I had a great childhood.
Whenever I tell myself silently to think of a good memory, it would always bring me back to my childhood years. I grew up with a good set of parents who did their best to raise me well. Although there were a lot of times when we had problems with money or the lack thereof, I was privileged to be born in a family where I am provided with everything that I needed and much more. I was privileged to get to have piano lessons, have access to books that I wanted to read, have people that I could run to when I needed something, and most importantly, I was fed well. These are things that I have taken for granted until I reached the age of 16 and left home.
To cut the long story short, I began to volunteer in a shelter for abused and abandoned children. It was at that point where I saw the reality of other children in the world. I grew up in a community where all my friends had great families too. So when I first discovered this shelter, that was when I first witnessed the real world. And that changed me.
For almost three years, I would live with children, dine at the same table with them and sleep in the same bed with them. I would share Bible stories and in return, I would also listen to their stories. Children tell you a lot of nonsense stuff, but they also tell you a lot of things that make more sense. For children who didn’t own much, they were even richer than I am. Their ability to instantly forgive and forget and their heart to pray for others made them even wealthier than anyone in this world. For who else can equal to that abundance of love in their hearts?
When I left that shelter and moved on to another chapter in life, I forgot what it’s like to be with children once again. For years, I would spend a lot of my time just making a living, traveling, and blog every once in a while. I would occasionally donate to schools and outreach programs, but I never got to interact with children on a personal level again until I met the kids of The Lugaw Project.

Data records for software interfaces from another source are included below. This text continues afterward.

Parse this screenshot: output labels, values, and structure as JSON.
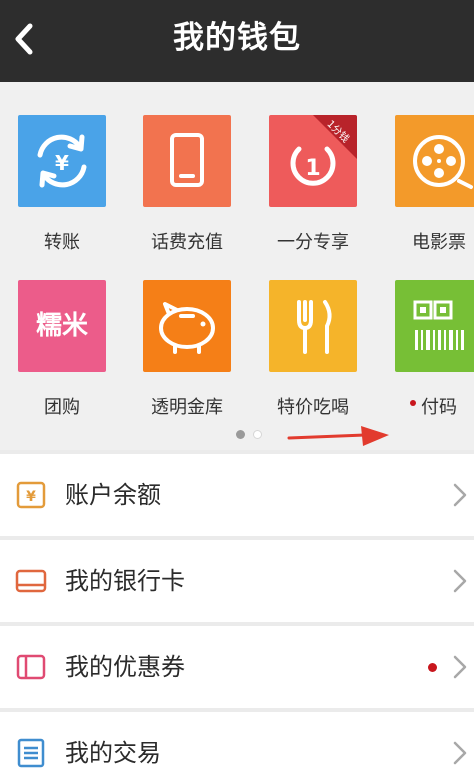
{
  "header": {
    "title": "我的钱包",
    "back_icon": "chevron-left-icon"
  },
  "tiles": [
    {
      "label": "转账",
      "color": "#4aa3e8",
      "icon": "yuan-transfer-icon"
    },
    {
      "label": "话费充值",
      "color": "#f2734f",
      "icon": "phone-icon"
    },
    {
      "label": "一分专享",
      "color": "#ee5b5b",
      "icon": "one-cent-icon",
      "badge": "1分钱"
    },
    {
      "label": "电影票",
      "color": "#f39a2a",
      "icon": "film-reel-icon"
    },
    {
      "label": "团购",
      "color": "#ec5c8a",
      "icon": "nuomi-icon",
      "icon_text": "糯米"
    },
    {
      "label": "透明金库",
      "color": "#f57f17",
      "icon": "piggy-bank-icon"
    },
    {
      "label": "特价吃喝",
      "color": "#f5b42a",
      "icon": "fork-knife-icon"
    },
    {
      "label": "付码",
      "color": "#77bf36",
      "icon": "qr-barcode-icon"
    }
  ],
  "pager": {
    "pages": 2,
    "current": 1,
    "active_color": "#9a9a9a",
    "inactive_color": "#ffffff"
  },
  "menu": [
    {
      "label": "账户余额",
      "icon": "wallet-icon",
      "icon_color": "#e39b3a",
      "has_dot": false
    },
    {
      "label": "我的银行卡",
      "icon": "bank-card-icon",
      "icon_color": "#e0673e",
      "has_dot": false
    },
    {
      "label": "我的优惠券",
      "icon": "coupon-icon",
      "icon_color": "#e04a72",
      "has_dot": true
    },
    {
      "label": "我的交易",
      "icon": "transaction-list-icon",
      "icon_color": "#3f8dcf",
      "has_dot": false
    }
  ],
  "colors": {
    "header_bg": "#2d2d2d",
    "accent_red": "#c8161d"
  }
}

I first heard of them when I joined the Scott Kelby Worldwide Photowalk in Danao last year. All of us who joined that photo walk donated some cash for the children in this organization. So when December came, my friends from Cebu Content Creators and I decided to do an art project with these children.
It didn’t go as planned. Our lack of preparation sent us scrambling like disoriented ants. We didn’t expect the number of children we would meet that day. We were supposed to do a detailed art lesson but we ended up just giving the kids all the materials we had and let them do whatever they want. It was a complete mess, but it was also fun!
You see, the kids did not mind our lack of preparation and lack of materials. They enjoyed being part of that art session even though they had to borrow some coloring materials from others. Some didn’t have chairs or tables to properly color their Christmas cards but everyone was so absorbed in what they were doing that none of them minded any of the inconveniences. I walked around and talked to some of them. Their enthusiasm struck a chord in my heart.
Children also teach us to be patient. They are naturally active and full of energy and when they get near you, they would tirelessly ask a lot of questions that even Google could not answer. Indeed, children bring life to our silent and dull lives.
Children remind us to enjoy the ‘now’. As adults, we often try so hard to make sure that our plans in life are carefully laid out. We try so hard to have control over everything when in fact, we don’t. They teach us to lose ourselves sometimes in our creative pursuits without thinking too much of what could go wrong.
When was the last time you found yourself doing something that you love and lost track of time?
Now that I am in my mid-twenties, it feels good to have a memory of something that I did during my childhood. And that is exactly what I want for the children in The Lugaw Project. One day, when they are older and perhaps having families of their own, I want them to remember a wonderful memory of their childhood.
We often try so hard to mold the younger generation, but we forget that they also teach us valuable lessons every single day. Oftentimes, they seem to understand life more than we grownups do.
Children… sometimes, they are life’s greatest gurus.
If you guys want to help the kids of The Lugaw Project, you can send them a message on their Official Facebook page.